■ **Work to complete**
Lines holding the string "wykresu" are the ones to copy; find them all in the data.

*** Opening Records for this exercise ***

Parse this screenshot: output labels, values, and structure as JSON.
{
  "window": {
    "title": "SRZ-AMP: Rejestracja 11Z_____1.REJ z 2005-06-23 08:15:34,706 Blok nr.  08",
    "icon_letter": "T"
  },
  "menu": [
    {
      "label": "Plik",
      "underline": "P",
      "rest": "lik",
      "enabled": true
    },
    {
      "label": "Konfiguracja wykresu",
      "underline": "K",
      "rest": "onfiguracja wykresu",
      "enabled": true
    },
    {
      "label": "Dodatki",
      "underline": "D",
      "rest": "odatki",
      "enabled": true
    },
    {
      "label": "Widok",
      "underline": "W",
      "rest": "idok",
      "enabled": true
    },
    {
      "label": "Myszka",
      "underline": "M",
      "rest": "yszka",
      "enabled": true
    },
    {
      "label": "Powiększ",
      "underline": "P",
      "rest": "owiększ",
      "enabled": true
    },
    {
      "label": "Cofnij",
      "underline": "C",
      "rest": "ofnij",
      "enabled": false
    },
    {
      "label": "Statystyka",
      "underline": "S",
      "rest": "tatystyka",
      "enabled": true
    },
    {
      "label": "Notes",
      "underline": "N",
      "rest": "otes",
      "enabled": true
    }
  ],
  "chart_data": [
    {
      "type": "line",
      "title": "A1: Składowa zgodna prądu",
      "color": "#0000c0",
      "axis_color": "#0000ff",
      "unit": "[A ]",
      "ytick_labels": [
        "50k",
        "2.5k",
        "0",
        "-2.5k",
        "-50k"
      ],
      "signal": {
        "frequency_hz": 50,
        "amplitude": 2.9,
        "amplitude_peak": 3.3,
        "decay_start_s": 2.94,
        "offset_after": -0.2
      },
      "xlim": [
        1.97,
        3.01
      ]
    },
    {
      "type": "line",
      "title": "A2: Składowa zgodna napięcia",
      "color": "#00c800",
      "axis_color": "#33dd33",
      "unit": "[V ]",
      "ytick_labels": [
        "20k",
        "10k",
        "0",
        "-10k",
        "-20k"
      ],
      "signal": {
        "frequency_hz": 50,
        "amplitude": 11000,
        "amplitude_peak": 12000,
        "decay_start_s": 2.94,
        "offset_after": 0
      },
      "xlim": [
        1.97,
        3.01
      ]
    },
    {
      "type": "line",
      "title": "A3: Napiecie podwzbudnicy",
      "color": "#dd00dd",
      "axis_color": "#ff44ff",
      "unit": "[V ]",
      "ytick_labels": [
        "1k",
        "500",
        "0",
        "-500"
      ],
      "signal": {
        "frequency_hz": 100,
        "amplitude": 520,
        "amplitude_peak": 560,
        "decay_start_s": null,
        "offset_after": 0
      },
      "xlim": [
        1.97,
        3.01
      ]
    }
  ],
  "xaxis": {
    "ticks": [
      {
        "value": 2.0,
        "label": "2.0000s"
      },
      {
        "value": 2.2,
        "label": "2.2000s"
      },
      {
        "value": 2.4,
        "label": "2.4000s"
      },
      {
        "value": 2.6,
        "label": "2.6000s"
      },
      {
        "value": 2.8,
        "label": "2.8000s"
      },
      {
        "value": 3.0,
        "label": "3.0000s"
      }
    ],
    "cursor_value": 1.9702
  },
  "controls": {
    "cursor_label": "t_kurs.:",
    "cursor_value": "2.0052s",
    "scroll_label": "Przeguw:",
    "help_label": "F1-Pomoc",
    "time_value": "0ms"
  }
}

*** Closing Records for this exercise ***

■ **Solution for this task**
      "label": "Konfiguracja wykresu",
      "rest": "onfiguracja wykresu",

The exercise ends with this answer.